All Raspberry Pi SBCs are equipped with graphic processing units (GPUs) powerful enough to render high-definition movies and television shows on your Quantum Light-Emitting Diode (QLED) or Organic Light-Emitting Diode (OLED) TV. Nevertheless, to display 4K and 8K video optimally, the Raspberry Pi 4B-8GB DDR4 RAM is suggested. This is supposed to be the most powerful Raspberry Pi SBC yet.

Kodi open-source home theater software (originally developed by the XBMC Foundation) on any Raspberry Pi device is a fantastic way to play media on hard drives or Network-Attached Storage (NAS). Installing certain plugins, such as InputStream Adaptive, allow you to play videos on Netflix. The open-source YouTube Live plugin that is available on GitHub allows you to stream YouTube videos.

The two most popular Kodi-based options are the Linux-based LibreELEC and the Open Source Media Center (OSMC). While LibreELEC is more lightweight and performs well at playing all sorts of media, OSMC’s user interface is more visually aesthetic. Once you’ve chosen the platform, select a distribution, download the image, and install it on an SD card. You can also use NOOBS which is a minimal disk image that can be copied onto a formatted SD card. After the image has been copied onto the SD card, boot it up, and it’s ready to use.

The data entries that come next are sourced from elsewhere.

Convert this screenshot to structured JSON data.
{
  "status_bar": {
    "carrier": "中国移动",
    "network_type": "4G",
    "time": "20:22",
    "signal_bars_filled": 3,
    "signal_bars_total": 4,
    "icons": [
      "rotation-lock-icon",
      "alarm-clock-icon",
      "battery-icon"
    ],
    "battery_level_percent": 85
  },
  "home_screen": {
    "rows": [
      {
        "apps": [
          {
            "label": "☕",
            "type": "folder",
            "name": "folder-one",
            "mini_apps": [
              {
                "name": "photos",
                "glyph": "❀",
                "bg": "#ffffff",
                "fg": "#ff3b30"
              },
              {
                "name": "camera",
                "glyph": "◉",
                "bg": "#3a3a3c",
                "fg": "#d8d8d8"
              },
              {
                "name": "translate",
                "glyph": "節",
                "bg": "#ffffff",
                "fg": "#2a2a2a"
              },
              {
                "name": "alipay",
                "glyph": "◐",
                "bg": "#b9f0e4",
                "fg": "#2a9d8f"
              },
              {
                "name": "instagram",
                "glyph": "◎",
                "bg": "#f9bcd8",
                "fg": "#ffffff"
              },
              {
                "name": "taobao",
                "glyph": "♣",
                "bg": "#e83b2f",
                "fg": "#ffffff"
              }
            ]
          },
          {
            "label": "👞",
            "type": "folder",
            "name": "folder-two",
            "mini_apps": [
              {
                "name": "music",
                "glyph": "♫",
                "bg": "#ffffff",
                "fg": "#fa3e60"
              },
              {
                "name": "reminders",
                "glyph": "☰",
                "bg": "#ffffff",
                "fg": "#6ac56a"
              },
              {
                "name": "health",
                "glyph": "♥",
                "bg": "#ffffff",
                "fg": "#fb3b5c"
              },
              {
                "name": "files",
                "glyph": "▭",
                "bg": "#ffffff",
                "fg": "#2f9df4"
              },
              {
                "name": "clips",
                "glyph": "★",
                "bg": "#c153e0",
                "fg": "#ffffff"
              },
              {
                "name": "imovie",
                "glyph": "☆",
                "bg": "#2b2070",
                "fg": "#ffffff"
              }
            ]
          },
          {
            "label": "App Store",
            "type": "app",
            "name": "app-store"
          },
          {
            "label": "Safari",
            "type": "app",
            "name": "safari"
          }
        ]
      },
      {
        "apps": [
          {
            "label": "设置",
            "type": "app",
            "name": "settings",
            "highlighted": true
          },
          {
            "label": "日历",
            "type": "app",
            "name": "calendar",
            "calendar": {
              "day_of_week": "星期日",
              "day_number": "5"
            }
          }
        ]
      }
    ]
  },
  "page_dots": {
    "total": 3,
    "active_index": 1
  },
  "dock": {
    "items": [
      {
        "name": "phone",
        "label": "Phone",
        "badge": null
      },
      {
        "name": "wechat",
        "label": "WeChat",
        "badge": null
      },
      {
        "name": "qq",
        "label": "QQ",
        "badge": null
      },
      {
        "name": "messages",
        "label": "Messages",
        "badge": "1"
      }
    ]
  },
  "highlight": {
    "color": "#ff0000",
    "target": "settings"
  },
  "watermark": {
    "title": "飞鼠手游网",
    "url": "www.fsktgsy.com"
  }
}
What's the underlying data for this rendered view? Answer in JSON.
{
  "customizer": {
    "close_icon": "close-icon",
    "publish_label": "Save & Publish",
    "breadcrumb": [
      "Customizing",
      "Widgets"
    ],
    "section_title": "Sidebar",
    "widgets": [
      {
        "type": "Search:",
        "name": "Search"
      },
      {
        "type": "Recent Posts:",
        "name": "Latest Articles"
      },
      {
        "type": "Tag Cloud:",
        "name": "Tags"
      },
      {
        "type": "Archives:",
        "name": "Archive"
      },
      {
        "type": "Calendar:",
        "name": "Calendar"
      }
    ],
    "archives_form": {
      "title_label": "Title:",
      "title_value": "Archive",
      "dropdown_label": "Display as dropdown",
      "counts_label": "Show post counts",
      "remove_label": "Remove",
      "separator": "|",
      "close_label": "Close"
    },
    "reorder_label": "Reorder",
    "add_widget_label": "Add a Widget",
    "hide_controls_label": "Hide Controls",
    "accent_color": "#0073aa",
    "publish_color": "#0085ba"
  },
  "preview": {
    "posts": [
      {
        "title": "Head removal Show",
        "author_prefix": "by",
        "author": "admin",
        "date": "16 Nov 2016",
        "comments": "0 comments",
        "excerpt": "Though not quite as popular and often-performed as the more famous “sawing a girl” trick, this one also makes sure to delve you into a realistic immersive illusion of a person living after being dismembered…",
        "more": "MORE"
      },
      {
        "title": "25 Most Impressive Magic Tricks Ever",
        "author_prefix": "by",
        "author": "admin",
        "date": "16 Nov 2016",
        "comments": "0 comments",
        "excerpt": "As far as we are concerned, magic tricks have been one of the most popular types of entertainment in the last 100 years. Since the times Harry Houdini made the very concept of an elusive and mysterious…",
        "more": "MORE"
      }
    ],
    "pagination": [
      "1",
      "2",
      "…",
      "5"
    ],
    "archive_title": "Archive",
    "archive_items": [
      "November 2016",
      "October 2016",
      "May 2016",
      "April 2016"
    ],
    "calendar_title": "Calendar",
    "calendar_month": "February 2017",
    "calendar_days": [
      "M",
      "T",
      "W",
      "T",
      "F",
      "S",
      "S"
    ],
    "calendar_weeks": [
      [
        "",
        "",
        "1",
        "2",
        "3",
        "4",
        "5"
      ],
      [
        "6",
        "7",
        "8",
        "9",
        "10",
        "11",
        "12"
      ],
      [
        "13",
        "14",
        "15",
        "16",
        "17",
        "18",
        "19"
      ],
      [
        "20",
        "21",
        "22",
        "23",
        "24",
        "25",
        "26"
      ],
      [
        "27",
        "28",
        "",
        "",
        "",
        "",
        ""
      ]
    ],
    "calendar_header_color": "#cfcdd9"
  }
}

Set Up a Camera Module

Setting up a camera module for taking photos remotely and streaming CCTV video is another neat yet handy home project. You don’t have to limit your project to taking photos or streaming video. Raspberry Pi can be programmed to stream all kinds of files internally or over the internet; it can also capture and save data sets to your computer or a makeshift server.

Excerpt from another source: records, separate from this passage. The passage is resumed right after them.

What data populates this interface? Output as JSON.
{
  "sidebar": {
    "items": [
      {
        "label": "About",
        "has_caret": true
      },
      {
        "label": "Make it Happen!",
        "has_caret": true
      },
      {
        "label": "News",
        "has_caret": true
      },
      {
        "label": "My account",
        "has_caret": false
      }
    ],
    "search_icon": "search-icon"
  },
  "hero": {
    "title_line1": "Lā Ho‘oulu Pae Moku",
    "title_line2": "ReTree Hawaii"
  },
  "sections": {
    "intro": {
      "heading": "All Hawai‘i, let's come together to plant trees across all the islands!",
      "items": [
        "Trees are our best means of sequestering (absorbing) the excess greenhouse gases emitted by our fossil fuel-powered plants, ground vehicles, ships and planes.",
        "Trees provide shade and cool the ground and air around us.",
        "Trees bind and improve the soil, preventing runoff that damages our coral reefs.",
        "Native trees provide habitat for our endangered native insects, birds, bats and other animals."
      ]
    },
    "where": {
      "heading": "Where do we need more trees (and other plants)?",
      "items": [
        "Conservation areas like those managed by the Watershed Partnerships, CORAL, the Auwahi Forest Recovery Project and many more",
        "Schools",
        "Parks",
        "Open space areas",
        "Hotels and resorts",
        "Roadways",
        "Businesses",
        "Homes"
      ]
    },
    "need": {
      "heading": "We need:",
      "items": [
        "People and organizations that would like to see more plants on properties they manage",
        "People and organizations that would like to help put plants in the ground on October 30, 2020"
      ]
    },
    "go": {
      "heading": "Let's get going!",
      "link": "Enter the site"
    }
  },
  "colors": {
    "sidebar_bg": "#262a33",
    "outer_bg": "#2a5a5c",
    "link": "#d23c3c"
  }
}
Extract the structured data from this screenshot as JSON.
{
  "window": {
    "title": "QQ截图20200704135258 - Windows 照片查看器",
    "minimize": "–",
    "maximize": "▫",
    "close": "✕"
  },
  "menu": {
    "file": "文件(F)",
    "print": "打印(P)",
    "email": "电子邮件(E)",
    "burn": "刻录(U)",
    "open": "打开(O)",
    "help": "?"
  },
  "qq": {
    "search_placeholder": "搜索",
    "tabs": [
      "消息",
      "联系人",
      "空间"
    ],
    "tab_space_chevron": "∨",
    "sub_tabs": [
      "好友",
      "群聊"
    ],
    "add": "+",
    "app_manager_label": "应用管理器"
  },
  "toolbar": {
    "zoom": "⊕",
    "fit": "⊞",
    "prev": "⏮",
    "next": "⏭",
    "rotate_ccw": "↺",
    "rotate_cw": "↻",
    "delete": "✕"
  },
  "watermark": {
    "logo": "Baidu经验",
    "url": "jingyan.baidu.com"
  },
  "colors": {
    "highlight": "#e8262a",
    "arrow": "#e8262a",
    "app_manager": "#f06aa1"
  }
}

Nevertheless, the two most standard use cases are for CCTV camera systems for security and monitoring children or pets. Not only does it provide full HD photo and video capabilities but offers plenty of advanced configurations. Most importantly, it’s quick and simple to program and set up. For example, using the command line tool raspistill or simply copying and pasting a simple Python script can program your device to take still images in regular intervals.

The cron command-line utility is used to schedule such tasks at fixed times or dates. You can take your project a step further by setting up your camera module to upload images and videos to Dropbox, Google Drive, or any other cloud service of your choice. More advanced makers could build a web application that displays your images and videos.

What Is Raspberry Pi PoE+ HAT?

Raspberry Pi PoE HAT uses an Ethernet cable to power both Raspberry Pi 4 Model B and Raspberry Pi 3 Model B+. Since it’s powered over Ethernet-enabled networks, power-sourcing equipment (PSE) must be installed on the network for this product to be used. According to the Raspberry Pi website, “The Raspberry Pi PoE HAT is an add-on board for the Raspberry Pi 4 Model B and the Raspberry Pi 3 Model B+.”

It’s an IEEE 802.3af PoE Class 2 device with a fully isolated switched-mode power supply, 25mm x 25mm brushless fan for processor cooling, 5V/2.5A DC output, and fan control. The brushless fan and fan control mean more power while running cooler than previous models. The small fan is regulated over I2C through a small ATMEL ARM-based processor. This means that if your Raspberry Pi processor reaches a certain temperature, the fan switches on to keep it cool. However, it requires the latest firmware for this to be enabled. To update the firmware, one only needs to type sudo rpi-update in the command line.

Safety note: To avoid injury from exposure to high voltages, don’t handle the PoE+ HAT while it’s powered on and running. When handling it, do so by its edges to minimize the risk of damaging the device due to electrostatic discharge. Additionally, avoid handling the device when it’s plugged in for the same reason.

Of course, no Raspberry Pi project is complete without the necessary accessories. For example, if you decide to set up a remote camera module, you’ll need things like wall mount brackets. Depending on the nature of the media, it may be necessary to include a media converter. Technology solutions providers such as Versa Technology, Inc. supply every kind of PoE product one could think of. And if you need help knowing exactly what it is you do need, simply reach out for assistance.